The user may think the issue has been resolved, but the data has been harvested by cyber criminals and they will try to hijack the user’s email account for other criminal purposes.


Advantages of Online Banking



There’s nothing wrong with being old school. If you’ve got a paper and pencil system that makes your personal finances hum like a well-oiled machine, then by all means feel free to stick to it. At the same time, it can’t hurt to try a more advanced system. If you find you aren’t comfortable with electronic banking, you can always go back to the manual method.

If you’ve been resisting switching over to online banking, here are some possible incentives to at least giving it a shot:

  • You are better protected against ID theft since you typically are in touch with account activity more immediately.
  • It’s easier to track your balances since you have many different ways to access account information.
  • It’s better for the environment because of the lack of paper.
  • You are less likely to suffer overdraft or over-limit fees since you can access your account information easily and at any time.
  • You are less likely to suffer from insufficient funds or other problems due a mistake in your math or record-keeping.
  • Online banking can make expense-tracking and budgeting much easier since you have an automatic record of charges whenever you want it.
  • You may be able to set up alerts to let you know when certain triggering events have happened with your accounts.
  • Many forms of online banking easily interface with computer programs that can help you get the most out of your money.
  • Many financial institutions allow you to deposit checks or perform other tasks online that otherwise would have necessitated an extra trip. This can save you quite a bit of money in gas if you live a good distance from your financial institution.
  • Online banking is typically free. This can save you money over paying fees to do paper banking.
  • There’s no waiting in long lines.
  • Online banking can be done at any time of the day or night.
  • Automated online bill-paying features mean never forgetting a bill that’s due. Plus, you don’t have to buy stamps or manage the mess of a bunch of paper bills floating around.
  • Transferring money between your accounts literally takes seconds.
  • Sending money to others is very simple. Once you set up a connection between your account and that of another person, you can transfer funds with just a few clicks.
  • Online banking makes it easy to access your money no matter where you are. If you are traveling, as long as you can find a computer, you can do with your money what you need to.
  • Direct deposit of your pay or other checks saves you a lot of time and hassle.
  • You no longer have to guess at when your money is available. If you normally find yourself waiting for checks to clear, you can instead set up an alert to tell you when the funds are available. This will save you a great deal of time calling the bank to see if you have access to the money yet.
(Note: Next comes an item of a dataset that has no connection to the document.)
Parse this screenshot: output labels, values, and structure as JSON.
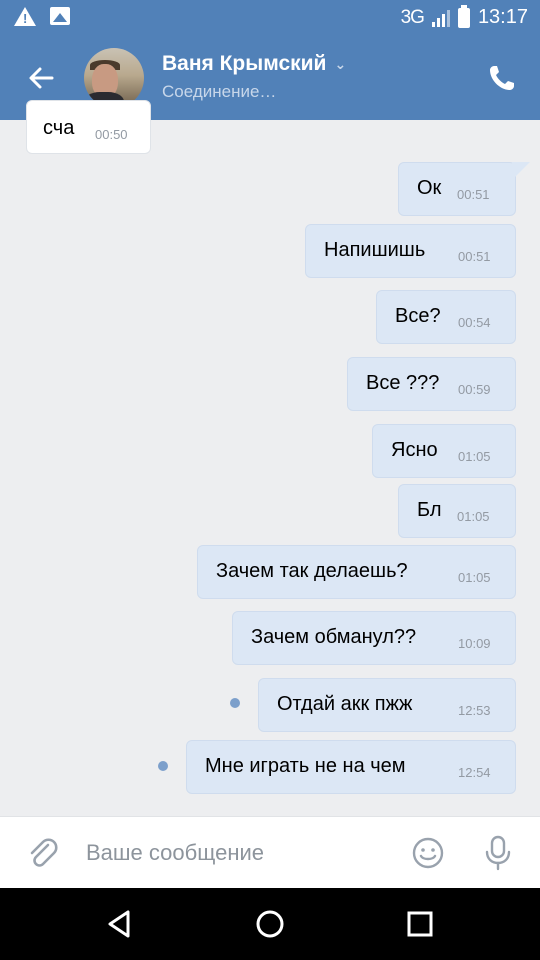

Online banking is secure and generally extremely easy and cheap to use. At the very least, it’s worth a shot if you haven’t tried it out yet. Click here to learn more about or to enroll in NASA Federal’s eBranch Online Banking.

Tooth Fairy Calculator App

toothfairyWhat’s the going rate for a tooth in America? Use the Tooth Fairy Calculator to determine what the Tooth Fairy is leaving under pillows of other children.

By entering information including gender, education, state, age, family size, marital status and household income you can see how much the Tooth Fairy left in other households. The app also shows how inflation affects the amount, and compares what children are receiving now versus what they received decades ago.

The data is based on a 2014 nationwide survey. Features include photo sharing capability and fun photo filters in the Tooth Booth and personalized emails to send to your child from the Tooth Fairy. To access the app, click here.

This app does not collect personal information.


© 2013 Visa